- **Task brief**:
Filter the data for lines with the word "text" and copy those lines.

- **Source data**:

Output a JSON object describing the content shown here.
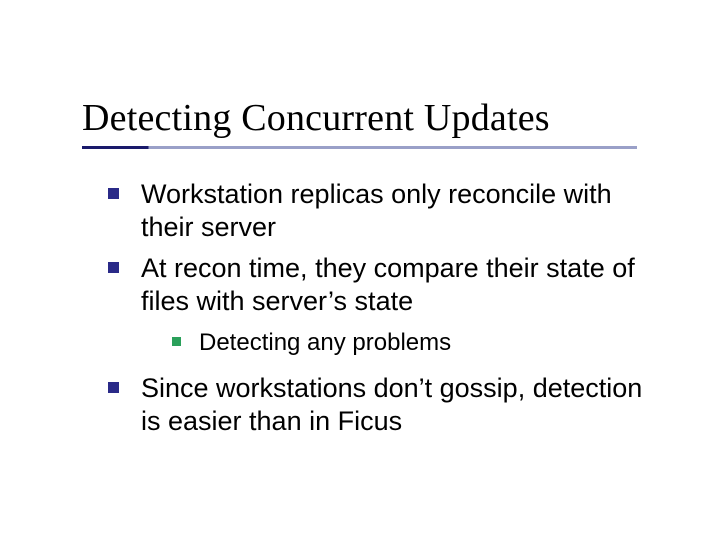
{
  "slide": {
    "title": "Detecting Concurrent Updates",
    "bullets": [
      {
        "text": "Workstation replicas only reconcile with their server"
      },
      {
        "text": "At recon time, they compare their state of files with server’s state",
        "sub": [
          {
            "text": "Detecting any problems"
          }
        ]
      },
      {
        "text": "Since workstations don’t gossip, detection is easier than in Ficus"
      }
    ]
  }
}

- **Your response**:
        "text": "Workstation replicas only reconcile with their server"
        "text": "At recon time, they compare their state of files with server’s state",
            "text": "Detecting any problems"
        "text": "Since workstations don’t gossip, detection is easier than in Ficus"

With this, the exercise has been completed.